As a major tourist destination between Asia and Eastern Europe, millions of people visit the beaches, resorts, and islands of the Black Sea each year. The sea's surface may inspire many an Instagram photo, but beneath the surface water lies an area much creepier. The Black Sea is a meromictic body of water, which means it features separate layers of water that do not mix together.
While the water on the surface is friendly to visitors, the layer of water below it is completely devoid of oxygen. Nothing can survive in this zone, and creatures or ships that fall into the area take a long time to decompose. Shipwrecks and the remains of those who have drowned may still be seen hundreds of years after sinking. This gave rise to rumors and stories that the Black Sea is home to the deceased who lurk in its deep waters. When you really think about it, who wants to swim in that?
Nestled between Israel, Jordan, and the West Bank, the Dead Sea is popular with tourists due to the lack of sharks and the high concentration of salt in its water, which allows swimmers to easily float. This unique feature has also led to stories that it's impossible to drown in its waters, but this is unfortunately not true. While swimmers floating on their backs may enjoy the buoyancy, if someone decides to swim facedown or trips and lands in the water face first, it could be dangerous.
Containing 10 times more salt than the ocean, the water of the Dead Sea is extremely dense. This is what allows people and objects to float, but it also hinders them from being able to maneuver in the water. People who wind up facedown will struggle to right themselves as the dense water won't allow them to move their lower body downward. It's also possible for swimmers to accidentally swallow some of the highly salty water, which could disrupt their balance of electrolytes, hurt their organs, and essentially poison them. Needing rescue from the Dead Sea is unfortunately relatively common, and lifeguards rescued 21 people from drowning in 2010 alone.
The warm waters of the Gulf of Mexico bring tourists and beach-goers to its shores every year, but little do they know that they might be swimming with flesh-eating bacteria. Because the water is warm and increases in temperature slightly each year due to global warming, bacteria like Vibrio vulnificus and Group A streptococcus have less difficulty growing.
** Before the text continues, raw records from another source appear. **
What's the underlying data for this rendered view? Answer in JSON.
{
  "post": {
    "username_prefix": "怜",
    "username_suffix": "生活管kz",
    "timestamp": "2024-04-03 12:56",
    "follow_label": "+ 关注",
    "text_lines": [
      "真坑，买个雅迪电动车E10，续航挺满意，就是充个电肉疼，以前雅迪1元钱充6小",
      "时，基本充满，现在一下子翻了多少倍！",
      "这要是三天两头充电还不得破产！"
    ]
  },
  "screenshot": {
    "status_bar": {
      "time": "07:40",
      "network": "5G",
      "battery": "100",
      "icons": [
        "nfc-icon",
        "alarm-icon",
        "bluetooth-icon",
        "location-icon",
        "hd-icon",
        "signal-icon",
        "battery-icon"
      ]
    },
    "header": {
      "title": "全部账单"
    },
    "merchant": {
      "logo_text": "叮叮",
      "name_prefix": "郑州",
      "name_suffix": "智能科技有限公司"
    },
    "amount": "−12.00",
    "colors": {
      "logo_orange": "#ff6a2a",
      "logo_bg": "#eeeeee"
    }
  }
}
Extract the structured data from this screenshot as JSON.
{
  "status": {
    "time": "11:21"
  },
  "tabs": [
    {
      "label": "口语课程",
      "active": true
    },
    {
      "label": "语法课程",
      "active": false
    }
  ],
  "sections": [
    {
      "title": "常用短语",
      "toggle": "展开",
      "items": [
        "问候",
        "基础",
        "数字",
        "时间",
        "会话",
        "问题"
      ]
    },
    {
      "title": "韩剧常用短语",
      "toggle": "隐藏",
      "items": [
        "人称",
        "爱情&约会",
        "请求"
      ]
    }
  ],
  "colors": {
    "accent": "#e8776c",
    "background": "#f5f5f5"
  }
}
These bacteria and others thrive in the salty, warm water and tend to gather where rivers enter the gulf.
They infect people after being consumed in raw shellfish, and can also use open wounds to enter the bodies of those who take a dip in the water. Once inside, the bacteria can cause necrotizing fasciitis, which infects and destroys tissues, including skin and internal organs. Infected people may have less than 72 hours to get treatment, which can include antibiotics, surgery, or possibly amputation before the condition becomes fatal. Don't cancel your trip to the beach just yet, though. While flesh-eating bacteria makes headlines and can induce nightmares, necrotizing fasciitis is actually pretty rare.